The law provided the Food and Drug Administration with sweeping new authorities and requirements for both the human and animal food industry. Among other provisions, it authorized the FDA to: promulgate new rules for preventive controls, develop performance standards, strengthen its administrative detention rules, provide mandatory recall authority of adulterated products and hire more than 4,000 new field staff.
FSMA impacts all involved in the manufacturing of feed and pet food, from ingredient processors to animal food manufacturers to feed and ingredient importers to the transportation industry – all members of the American Feed Industry Association. As such, AFIA has been heavily involved in providing comments to the FDA on its various rulemaking proposals and working with other feed organizations to better define the costs and benefits of FSMA’s final animal food rule.
The animal food industry is committed to feed and pet food safety.

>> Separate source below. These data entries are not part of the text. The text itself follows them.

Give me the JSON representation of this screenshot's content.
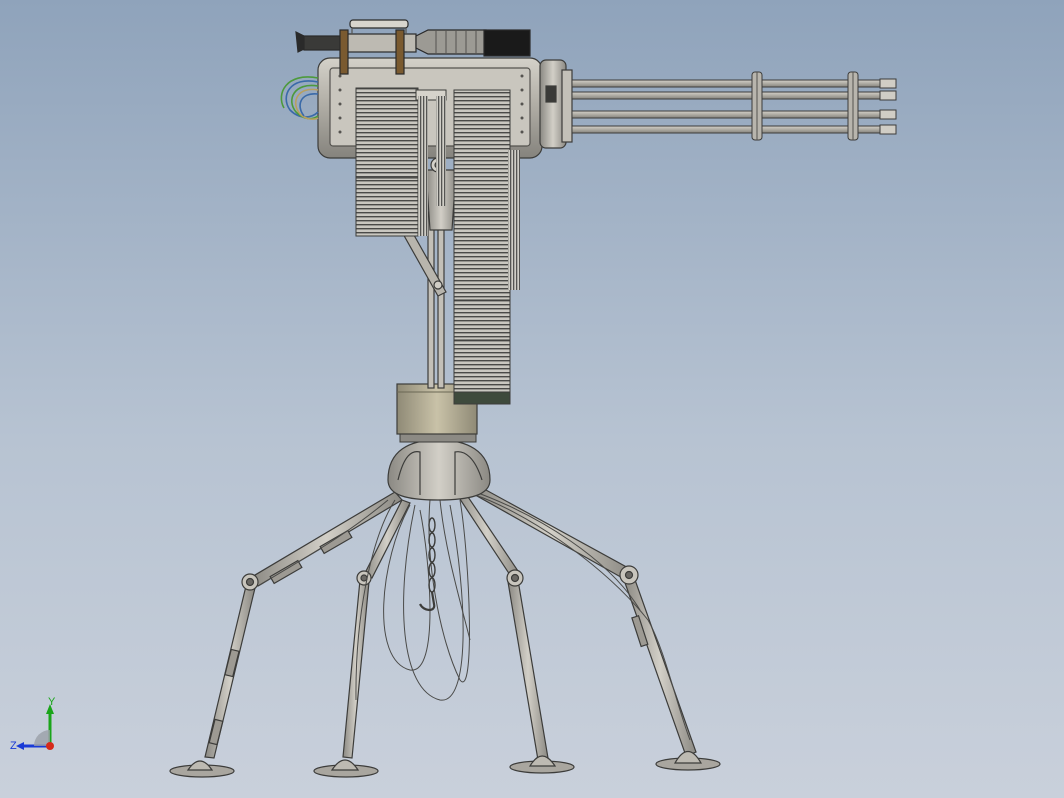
{
  "viewport": {
    "background_top": "#8fa3bb",
    "background_bottom": "#c9d0db"
  },
  "model": {
    "subject": "minigun-turret-on-spider-legs",
    "metal_color": "#b5b2aa",
    "dark_color": "#2a2a2a",
    "brass_color": "#8a6a3a",
    "belt_color": "#9a9a96",
    "base_color": "#a8a08a"
  },
  "triad": {
    "y_label": "Y",
    "z_label": "Z",
    "y_color": "#1aa51a",
    "z_color": "#1a3bd6",
    "x_color": "#d62a1a"
  }
}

However, AFIA believes this law was a solution in search of a problem, as the benefit to animal food safety is negligible, while the impacts to large and small animal food manufacturers is enormous.
Of serious concern to the industry has been the massive price tag that comes with manufacturers complying with this rule, from retrofitting machinery and the layout of facilities to training staff to interpreting and complying with the law’s many recordkeeping requirements. Some estimates have shown that the cost of the FSMA animal food rule neared $1 billion annually for the collective feed industry, which amounts to more than 2 percent of the industry’s gross revenue, or roughly the industry’s annual net income.

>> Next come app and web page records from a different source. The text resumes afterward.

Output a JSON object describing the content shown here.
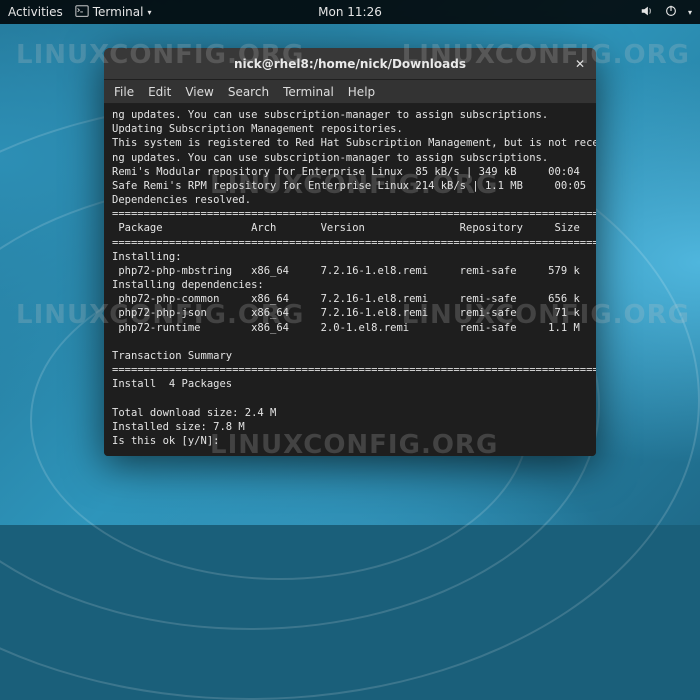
{
  "topbar": {
    "activities": "Activities",
    "app_icon": "terminal-icon",
    "app_name": "Terminal",
    "clock": "Mon 11:26"
  },
  "window": {
    "title": "nick@rhel8:/home/nick/Downloads"
  },
  "menubar": [
    "File",
    "Edit",
    "View",
    "Search",
    "Terminal",
    "Help"
  ],
  "terminal_lines": [
    "ng updates. You can use subscription-manager to assign subscriptions.",
    "Updating Subscription Management repositories.",
    "This system is registered to Red Hat Subscription Management, but is not receivi",
    "ng updates. You can use subscription-manager to assign subscriptions.",
    "Remi's Modular repository for Enterprise Linux  85 kB/s | 349 kB     00:04",
    "Safe Remi's RPM repository for Enterprise Linux 214 kB/s | 1.1 MB     00:05",
    "Dependencies resolved.",
    "================================================================================",
    " Package              Arch       Version               Repository     Size",
    "================================================================================",
    "Installing:",
    " php72-php-mbstring   x86_64     7.2.16-1.el8.remi     remi-safe     579 k",
    "Installing dependencies:",
    " php72-php-common     x86_64     7.2.16-1.el8.remi     remi-safe     656 k",
    " php72-php-json       x86_64     7.2.16-1.el8.remi     remi-safe      71 k",
    " php72-runtime        x86_64     2.0-1.el8.remi        remi-safe     1.1 M",
    "",
    "Transaction Summary",
    "================================================================================",
    "Install  4 Packages",
    "",
    "Total download size: 2.4 M",
    "Installed size: 7.8 M",
    "Is this ok [y/N]: "
  ],
  "watermark": "LINUXCONFIG.ORG"
}
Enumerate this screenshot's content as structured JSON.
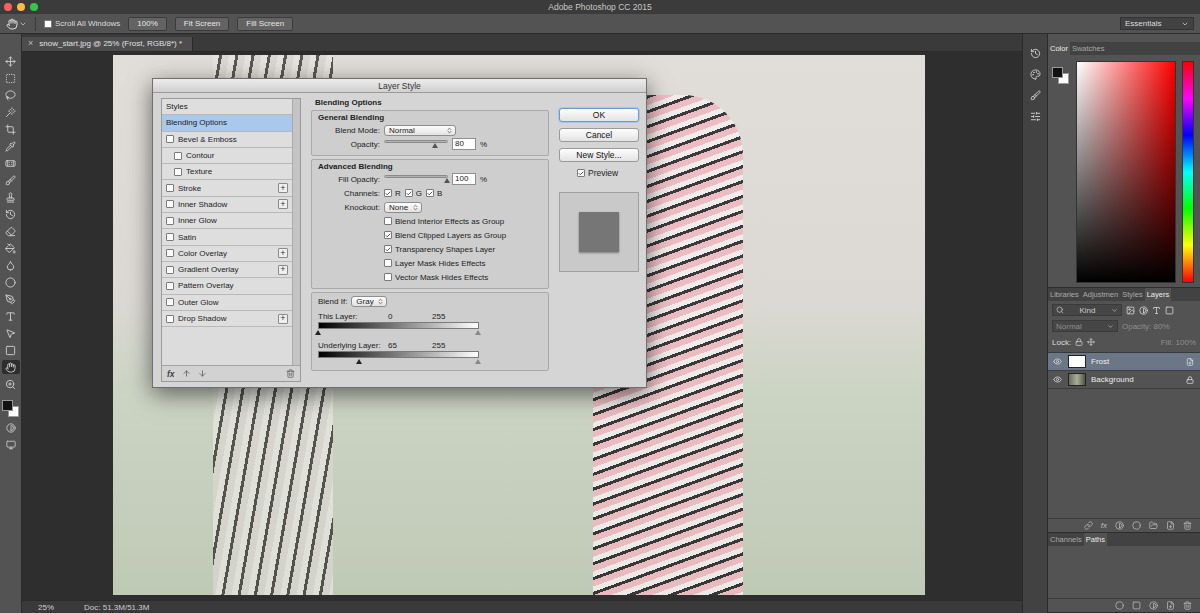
{
  "window": {
    "title": "Adobe Photoshop CC 2015",
    "controls": [
      {
        "name": "close",
        "color": "#fc605c"
      },
      {
        "name": "minimize",
        "color": "#fdbc40"
      },
      {
        "name": "zoom",
        "color": "#34c84a"
      }
    ]
  },
  "options_bar": {
    "scroll_all_windows": {
      "label": "Scroll All Windows",
      "checked": false
    },
    "buttons": [
      "100%",
      "Fit Screen",
      "Fill Screen"
    ],
    "workspace": "Essentials"
  },
  "toolbar": {
    "tools": [
      {
        "selected": false
      },
      {
        "selected": false
      },
      {
        "selected": false
      },
      {
        "selected": false
      },
      {
        "selected": false
      },
      {
        "selected": false
      },
      {
        "selected": false
      },
      {
        "selected": false
      },
      {
        "selected": false
      },
      {
        "selected": false
      },
      {
        "selected": false
      },
      {
        "selected": false
      },
      {
        "selected": false
      },
      {
        "selected": false
      },
      {
        "selected": false
      },
      {
        "selected": false
      },
      {
        "selected": false
      },
      {
        "selected": false
      },
      {
        "selected": true
      },
      {
        "selected": false
      }
    ]
  },
  "document_tab": {
    "title": "snow_start.jpg @ 25% (Frost, RGB/8*) *",
    "close": "×",
    "selected": true
  },
  "layer_style": {
    "title": "Layer Style",
    "add_glyph": "+",
    "fx": "fx",
    "styles": [
      {
        "label": "Styles",
        "kind": "header",
        "selected": false,
        "plus": false
      },
      {
        "label": "Blending Options",
        "kind": "header",
        "selected": true,
        "plus": false
      },
      {
        "label": "Bevel & Emboss",
        "kind": "effect",
        "selected": false,
        "checked": false,
        "plus": false
      },
      {
        "label": "Contour",
        "kind": "sub",
        "selected": false,
        "checked": false,
        "plus": false
      },
      {
        "label": "Texture",
        "kind": "sub",
        "selected": false,
        "checked": false,
        "plus": false
      },
      {
        "label": "Stroke",
        "kind": "effect",
        "selected": false,
        "checked": false,
        "plus": true
      },
      {
        "label": "Inner Shadow",
        "kind": "effect",
        "selected": false,
        "checked": false,
        "plus": true
      },
      {
        "label": "Inner Glow",
        "kind": "effect",
        "selected": false,
        "checked": false,
        "plus": false
      },
      {
        "label": "Satin",
        "kind": "effect",
        "selected": false,
        "checked": false,
        "plus": false
      },
      {
        "label": "Color Overlay",
        "kind": "effect",
        "selected": false,
        "checked": false,
        "plus": true
      },
      {
        "label": "Gradient Overlay",
        "kind": "effect",
        "selected": false,
        "checked": false,
        "plus": true
      },
      {
        "label": "Pattern Overlay",
        "kind": "effect",
        "selected": false,
        "checked": false,
        "plus": false
      },
      {
        "label": "Outer Glow",
        "kind": "effect",
        "selected": false,
        "checked": false,
        "plus": false
      },
      {
        "label": "Drop Shadow",
        "kind": "effect",
        "selected": false,
        "checked": false,
        "plus": true
      }
    ],
    "heading": "Blending Options",
    "general": {
      "heading": "General Blending",
      "blend_mode": {
        "label": "Blend Mode:",
        "value": "Normal"
      },
      "opacity": {
        "label": "Opacity:",
        "value": "80",
        "unit": "%",
        "level": 0.8
      }
    },
    "advanced": {
      "heading": "Advanced Blending",
      "fill_opacity": {
        "label": "Fill Opacity:",
        "value": "100",
        "unit": "%",
        "level": 1
      },
      "channels": {
        "label": "Channels:",
        "items": [
          {
            "label": "R",
            "checked": true
          },
          {
            "label": "G",
            "checked": true
          },
          {
            "label": "B",
            "checked": true
          }
        ]
      },
      "knockout": {
        "label": "Knockout:",
        "value": "None"
      },
      "options": [
        {
          "label": "Blend Interior Effects as Group",
          "checked": false
        },
        {
          "label": "Blend Clipped Layers as Group",
          "checked": true
        },
        {
          "label": "Transparency Shapes Layer",
          "checked": true
        },
        {
          "label": "Layer Mask Hides Effects",
          "checked": false
        },
        {
          "label": "Vector Mask Hides Effects",
          "checked": false
        }
      ]
    },
    "blend_if": {
      "label": "Blend If:",
      "value": "Gray",
      "ranges": [
        {
          "label": "This Layer:",
          "low": "0",
          "high": "255",
          "low_level": 0,
          "high_level": 1
        },
        {
          "label": "Underlying Layer:",
          "low": "65",
          "high": "255",
          "low_level": 0.255,
          "high_level": 1
        }
      ]
    },
    "buttons": [
      {
        "label": "OK",
        "default": true
      },
      {
        "label": "Cancel",
        "default": false
      },
      {
        "label": "New Style...",
        "default": false
      }
    ],
    "preview": {
      "label": "Preview",
      "checked": true
    }
  },
  "color_panel": {
    "tabs": [
      {
        "label": "Color",
        "selected": true
      },
      {
        "label": "Swatches",
        "selected": false
      }
    ]
  },
  "layers_panel": {
    "tabs": [
      {
        "label": "Libraries",
        "selected": false
      },
      {
        "label": "Adjustmen",
        "selected": false
      },
      {
        "label": "Styles",
        "selected": false
      },
      {
        "label": "Layers",
        "selected": true
      }
    ],
    "filter": "Kind",
    "blend_mode": "Normal",
    "opacity": {
      "label": "Opacity:",
      "value": "80%",
      "disabled": true
    },
    "lock": {
      "label": "Lock:"
    },
    "fill": {
      "label": "Fill:",
      "value": "100%",
      "disabled": true
    },
    "fx": "fx",
    "layers": [
      {
        "name": "Frost",
        "selected": true,
        "visible": true,
        "locked": false
      },
      {
        "name": "Background",
        "selected": false,
        "visible": true,
        "locked": true
      }
    ]
  },
  "bottom_panel": {
    "tabs": [
      {
        "label": "Channels",
        "selected": false
      },
      {
        "label": "Paths",
        "selected": true
      }
    ]
  },
  "status_bar": {
    "zoom": "25%",
    "doc": "Doc: 51.3M/51.3M"
  }
}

Given the enormous cost to the industry, George Mason University’s Mercatus Center conducted a study on the rule’s benefits to the animal food industry and found that it was near zero. A review of the animal food safety issues documented in the FDA’s Reportable Food Registry backed up this assertion, showing that over the last five years, only a handful of incidences involved the feed industry – representing a miniscule part of the nearly 900 million tons of animal food manufactured in the United States during the time frame.

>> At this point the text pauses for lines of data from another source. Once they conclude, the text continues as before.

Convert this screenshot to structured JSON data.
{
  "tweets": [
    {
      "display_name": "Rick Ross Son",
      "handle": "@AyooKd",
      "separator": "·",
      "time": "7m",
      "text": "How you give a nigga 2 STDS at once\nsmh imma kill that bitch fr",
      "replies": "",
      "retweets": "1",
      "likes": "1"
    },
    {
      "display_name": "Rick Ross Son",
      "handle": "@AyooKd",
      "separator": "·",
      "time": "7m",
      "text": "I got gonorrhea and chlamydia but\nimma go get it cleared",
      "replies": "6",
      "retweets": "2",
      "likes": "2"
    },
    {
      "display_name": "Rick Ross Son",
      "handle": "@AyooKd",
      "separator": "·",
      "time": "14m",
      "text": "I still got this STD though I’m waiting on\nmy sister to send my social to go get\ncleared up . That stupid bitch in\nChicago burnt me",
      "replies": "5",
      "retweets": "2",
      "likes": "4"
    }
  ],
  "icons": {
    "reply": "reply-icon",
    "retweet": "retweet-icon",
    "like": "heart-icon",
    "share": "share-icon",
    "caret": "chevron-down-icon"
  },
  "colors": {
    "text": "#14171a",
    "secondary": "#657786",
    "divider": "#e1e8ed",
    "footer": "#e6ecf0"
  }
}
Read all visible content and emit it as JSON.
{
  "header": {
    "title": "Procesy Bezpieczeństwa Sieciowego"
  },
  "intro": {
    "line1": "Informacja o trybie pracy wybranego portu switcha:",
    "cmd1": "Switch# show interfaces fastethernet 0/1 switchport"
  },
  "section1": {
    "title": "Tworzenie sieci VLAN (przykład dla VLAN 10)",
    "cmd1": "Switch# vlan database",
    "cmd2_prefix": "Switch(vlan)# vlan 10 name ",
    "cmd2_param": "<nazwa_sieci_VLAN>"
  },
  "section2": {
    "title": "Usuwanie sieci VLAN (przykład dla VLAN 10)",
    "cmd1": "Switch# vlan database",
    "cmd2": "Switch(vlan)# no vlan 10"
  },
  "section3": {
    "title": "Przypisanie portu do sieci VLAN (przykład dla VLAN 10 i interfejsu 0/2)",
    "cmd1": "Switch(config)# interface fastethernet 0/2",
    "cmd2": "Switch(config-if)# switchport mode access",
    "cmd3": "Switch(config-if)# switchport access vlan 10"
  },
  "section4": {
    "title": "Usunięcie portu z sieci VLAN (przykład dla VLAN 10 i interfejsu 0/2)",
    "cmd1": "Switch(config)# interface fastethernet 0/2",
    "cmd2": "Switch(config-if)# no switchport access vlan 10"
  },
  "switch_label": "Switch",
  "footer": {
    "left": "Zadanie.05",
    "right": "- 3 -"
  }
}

Although it is still unclear whether Congress will provide sufficient funding authorization to fully implement the law, AFIA has been engaged with the FDA over the past several years to express its concerns with many provisions within the animal food rule, and in several instances, the association has requested the FDA reopen the comment period for FSMA so that stakeholders could weigh in on the requirements that are more geared toward the human food industry, not the animal food industry, and provide reasonable expectations that are targeted toward the needs and abilities of the animal food industry.
AFIA has also been calling upon the FDA to extend its compliance and inspection dates for certain parts of the rule, as guidance from the agency had either not been issued or finalized, which has prevented the industry from having ample time to retrofit facilities and make any necessary adjustments to their operations, as well as train staff and maintain records. Also, the additional time would give the FDA the ability to respond to questions from the industry and train its inspectors on what to look for during inspections, ensuring consistency among inspections across the industry.
Four of FSMA’s seven final rules impact the animal food industry. Learn more about them on this page.